- _TASK REQUIREMENTS_: Pull every "emit" line out of the data below.

=== Begin Enclosure ===

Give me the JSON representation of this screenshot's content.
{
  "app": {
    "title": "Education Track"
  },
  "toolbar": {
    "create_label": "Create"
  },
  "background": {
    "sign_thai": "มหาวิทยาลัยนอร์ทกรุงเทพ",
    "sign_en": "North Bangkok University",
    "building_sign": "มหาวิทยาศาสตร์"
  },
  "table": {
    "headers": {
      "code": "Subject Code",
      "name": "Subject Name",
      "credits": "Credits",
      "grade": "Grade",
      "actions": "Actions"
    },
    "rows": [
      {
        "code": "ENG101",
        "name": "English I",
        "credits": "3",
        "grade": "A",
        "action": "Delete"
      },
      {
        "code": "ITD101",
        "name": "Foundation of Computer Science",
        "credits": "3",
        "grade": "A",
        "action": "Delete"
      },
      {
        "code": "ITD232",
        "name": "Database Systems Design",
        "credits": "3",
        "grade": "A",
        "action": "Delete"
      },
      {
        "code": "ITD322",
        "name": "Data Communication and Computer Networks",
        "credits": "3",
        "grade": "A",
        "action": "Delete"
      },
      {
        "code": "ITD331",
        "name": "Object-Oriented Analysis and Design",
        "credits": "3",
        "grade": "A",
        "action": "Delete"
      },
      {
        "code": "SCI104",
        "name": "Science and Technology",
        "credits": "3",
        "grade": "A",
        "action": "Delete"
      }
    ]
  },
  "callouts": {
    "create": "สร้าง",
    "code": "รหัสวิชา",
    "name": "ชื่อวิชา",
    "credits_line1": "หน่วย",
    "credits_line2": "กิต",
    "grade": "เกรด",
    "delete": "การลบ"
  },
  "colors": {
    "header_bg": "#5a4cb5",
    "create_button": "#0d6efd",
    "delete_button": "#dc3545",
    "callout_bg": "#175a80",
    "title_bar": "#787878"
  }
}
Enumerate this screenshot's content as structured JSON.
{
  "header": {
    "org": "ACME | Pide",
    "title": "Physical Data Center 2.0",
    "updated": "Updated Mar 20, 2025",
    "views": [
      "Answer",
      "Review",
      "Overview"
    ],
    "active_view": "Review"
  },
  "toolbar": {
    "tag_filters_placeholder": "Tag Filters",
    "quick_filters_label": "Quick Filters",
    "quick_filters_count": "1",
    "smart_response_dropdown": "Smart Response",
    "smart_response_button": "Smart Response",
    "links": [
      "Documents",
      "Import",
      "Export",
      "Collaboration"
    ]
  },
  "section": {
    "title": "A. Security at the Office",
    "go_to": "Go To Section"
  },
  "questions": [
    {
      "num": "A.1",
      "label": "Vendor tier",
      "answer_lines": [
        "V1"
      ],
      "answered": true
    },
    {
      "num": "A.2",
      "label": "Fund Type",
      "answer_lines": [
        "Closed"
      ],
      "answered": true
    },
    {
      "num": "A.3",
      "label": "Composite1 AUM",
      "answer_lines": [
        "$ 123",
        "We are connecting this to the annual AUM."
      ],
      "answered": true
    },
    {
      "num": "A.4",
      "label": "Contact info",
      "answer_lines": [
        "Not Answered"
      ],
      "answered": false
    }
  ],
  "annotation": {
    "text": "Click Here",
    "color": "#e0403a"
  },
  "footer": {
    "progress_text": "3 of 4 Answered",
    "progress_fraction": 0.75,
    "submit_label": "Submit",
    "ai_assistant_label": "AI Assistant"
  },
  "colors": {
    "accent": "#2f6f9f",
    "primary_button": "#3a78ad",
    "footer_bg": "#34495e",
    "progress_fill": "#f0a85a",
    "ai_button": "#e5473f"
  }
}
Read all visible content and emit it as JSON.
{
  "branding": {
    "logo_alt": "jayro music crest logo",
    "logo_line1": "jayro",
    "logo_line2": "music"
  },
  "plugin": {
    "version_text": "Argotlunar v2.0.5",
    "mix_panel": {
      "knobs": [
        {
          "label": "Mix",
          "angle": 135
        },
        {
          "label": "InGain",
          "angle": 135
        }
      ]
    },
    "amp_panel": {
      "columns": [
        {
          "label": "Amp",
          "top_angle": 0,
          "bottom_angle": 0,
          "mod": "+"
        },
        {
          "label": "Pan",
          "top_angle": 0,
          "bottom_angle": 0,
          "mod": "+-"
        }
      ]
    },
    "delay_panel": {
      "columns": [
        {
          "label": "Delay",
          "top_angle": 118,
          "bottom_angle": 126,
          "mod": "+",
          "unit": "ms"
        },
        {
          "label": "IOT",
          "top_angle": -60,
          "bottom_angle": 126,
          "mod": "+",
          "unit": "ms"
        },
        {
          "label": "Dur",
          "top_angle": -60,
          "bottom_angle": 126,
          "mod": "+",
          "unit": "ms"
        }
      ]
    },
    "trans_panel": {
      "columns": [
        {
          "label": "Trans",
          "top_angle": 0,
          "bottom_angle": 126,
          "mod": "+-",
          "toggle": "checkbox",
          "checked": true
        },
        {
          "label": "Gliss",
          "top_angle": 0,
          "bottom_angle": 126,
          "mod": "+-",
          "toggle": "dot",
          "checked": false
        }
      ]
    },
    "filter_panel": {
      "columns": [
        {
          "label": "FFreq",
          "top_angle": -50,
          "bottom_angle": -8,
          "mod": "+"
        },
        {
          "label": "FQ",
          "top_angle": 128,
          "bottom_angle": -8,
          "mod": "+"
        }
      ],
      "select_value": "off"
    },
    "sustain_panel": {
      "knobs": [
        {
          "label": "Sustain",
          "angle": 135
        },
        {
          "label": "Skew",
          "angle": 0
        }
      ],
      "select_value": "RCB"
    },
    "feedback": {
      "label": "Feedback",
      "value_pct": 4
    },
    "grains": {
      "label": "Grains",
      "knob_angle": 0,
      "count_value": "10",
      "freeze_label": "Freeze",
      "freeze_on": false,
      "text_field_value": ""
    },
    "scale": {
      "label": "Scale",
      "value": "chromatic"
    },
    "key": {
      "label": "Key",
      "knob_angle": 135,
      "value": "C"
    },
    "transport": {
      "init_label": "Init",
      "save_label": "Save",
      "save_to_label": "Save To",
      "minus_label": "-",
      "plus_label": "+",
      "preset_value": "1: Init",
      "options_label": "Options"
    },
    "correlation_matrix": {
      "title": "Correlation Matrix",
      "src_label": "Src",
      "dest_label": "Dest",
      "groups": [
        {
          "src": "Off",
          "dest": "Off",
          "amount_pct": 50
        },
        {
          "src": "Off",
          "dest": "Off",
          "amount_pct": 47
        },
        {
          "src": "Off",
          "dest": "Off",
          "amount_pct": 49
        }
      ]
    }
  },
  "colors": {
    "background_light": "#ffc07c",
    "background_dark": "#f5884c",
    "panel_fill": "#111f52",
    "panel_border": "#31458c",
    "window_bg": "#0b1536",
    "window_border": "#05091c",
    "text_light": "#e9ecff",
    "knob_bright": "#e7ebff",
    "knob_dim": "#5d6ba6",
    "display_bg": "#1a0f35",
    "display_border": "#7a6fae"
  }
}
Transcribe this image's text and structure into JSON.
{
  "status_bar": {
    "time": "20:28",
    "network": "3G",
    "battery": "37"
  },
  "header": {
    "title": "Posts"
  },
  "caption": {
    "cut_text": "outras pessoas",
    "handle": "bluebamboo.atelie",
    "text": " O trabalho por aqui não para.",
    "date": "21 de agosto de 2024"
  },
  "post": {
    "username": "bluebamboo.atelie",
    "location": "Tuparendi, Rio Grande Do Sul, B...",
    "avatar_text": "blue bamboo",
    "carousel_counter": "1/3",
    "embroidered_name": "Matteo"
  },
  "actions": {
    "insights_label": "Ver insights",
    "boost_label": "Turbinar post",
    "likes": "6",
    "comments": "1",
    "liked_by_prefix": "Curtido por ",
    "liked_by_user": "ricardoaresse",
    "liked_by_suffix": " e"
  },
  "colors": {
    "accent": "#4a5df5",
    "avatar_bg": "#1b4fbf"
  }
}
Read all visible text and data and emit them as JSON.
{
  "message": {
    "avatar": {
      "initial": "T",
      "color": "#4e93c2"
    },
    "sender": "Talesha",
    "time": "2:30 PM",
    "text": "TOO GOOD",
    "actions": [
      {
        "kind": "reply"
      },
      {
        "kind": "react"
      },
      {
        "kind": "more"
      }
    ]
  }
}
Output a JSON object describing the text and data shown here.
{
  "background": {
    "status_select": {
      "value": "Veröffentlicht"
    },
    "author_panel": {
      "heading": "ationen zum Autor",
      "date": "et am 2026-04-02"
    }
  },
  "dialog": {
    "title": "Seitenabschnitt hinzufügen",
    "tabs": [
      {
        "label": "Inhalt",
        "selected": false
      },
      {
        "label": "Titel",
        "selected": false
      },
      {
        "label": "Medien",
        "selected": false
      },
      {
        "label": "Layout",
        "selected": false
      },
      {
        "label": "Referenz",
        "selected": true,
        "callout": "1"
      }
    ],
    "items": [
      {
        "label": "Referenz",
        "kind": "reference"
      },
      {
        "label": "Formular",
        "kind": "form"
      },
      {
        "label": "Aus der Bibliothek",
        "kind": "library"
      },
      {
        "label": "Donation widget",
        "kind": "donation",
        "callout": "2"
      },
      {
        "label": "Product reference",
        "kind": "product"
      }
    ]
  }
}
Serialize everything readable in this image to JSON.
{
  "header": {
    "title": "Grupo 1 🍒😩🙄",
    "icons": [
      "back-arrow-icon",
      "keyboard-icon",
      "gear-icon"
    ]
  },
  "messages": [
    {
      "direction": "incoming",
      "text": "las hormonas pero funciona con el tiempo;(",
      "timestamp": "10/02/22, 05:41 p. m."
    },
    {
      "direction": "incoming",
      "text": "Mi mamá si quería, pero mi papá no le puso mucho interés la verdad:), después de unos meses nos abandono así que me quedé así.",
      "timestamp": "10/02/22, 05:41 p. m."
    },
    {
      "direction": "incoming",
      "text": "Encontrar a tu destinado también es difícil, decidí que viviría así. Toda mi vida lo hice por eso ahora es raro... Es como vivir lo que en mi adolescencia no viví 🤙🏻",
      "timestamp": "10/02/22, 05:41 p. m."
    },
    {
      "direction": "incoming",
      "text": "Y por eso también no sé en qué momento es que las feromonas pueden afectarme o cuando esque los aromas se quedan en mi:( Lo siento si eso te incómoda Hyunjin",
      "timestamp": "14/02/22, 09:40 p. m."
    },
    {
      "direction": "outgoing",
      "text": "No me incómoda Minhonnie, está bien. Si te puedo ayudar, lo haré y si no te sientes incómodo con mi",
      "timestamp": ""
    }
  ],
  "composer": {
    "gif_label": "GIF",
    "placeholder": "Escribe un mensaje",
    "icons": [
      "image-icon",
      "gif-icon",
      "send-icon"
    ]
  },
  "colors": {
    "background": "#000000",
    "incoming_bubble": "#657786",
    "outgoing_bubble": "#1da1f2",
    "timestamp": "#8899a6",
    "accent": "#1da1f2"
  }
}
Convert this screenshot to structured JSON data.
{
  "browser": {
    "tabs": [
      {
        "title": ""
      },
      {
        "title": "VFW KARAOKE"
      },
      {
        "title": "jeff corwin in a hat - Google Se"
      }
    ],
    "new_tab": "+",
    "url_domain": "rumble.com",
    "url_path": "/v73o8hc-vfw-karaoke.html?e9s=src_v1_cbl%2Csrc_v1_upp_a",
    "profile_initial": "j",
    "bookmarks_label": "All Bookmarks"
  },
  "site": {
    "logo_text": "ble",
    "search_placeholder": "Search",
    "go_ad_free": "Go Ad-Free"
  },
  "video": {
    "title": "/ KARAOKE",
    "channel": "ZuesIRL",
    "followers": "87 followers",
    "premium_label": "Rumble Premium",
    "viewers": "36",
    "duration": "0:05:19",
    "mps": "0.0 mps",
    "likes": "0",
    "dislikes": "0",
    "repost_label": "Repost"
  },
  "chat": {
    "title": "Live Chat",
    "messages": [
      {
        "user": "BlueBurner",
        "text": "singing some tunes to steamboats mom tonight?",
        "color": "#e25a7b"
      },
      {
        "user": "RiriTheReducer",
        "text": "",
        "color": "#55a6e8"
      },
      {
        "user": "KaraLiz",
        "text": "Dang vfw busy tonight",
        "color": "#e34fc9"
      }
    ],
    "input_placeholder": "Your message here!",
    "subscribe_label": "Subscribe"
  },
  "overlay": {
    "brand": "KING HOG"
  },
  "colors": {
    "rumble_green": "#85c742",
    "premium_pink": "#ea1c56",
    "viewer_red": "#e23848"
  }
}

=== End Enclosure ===

- _EXPECTED ANSWER_:
Read all visible content and emit it as JSON.
Read all visible text and data and emit them as JSON.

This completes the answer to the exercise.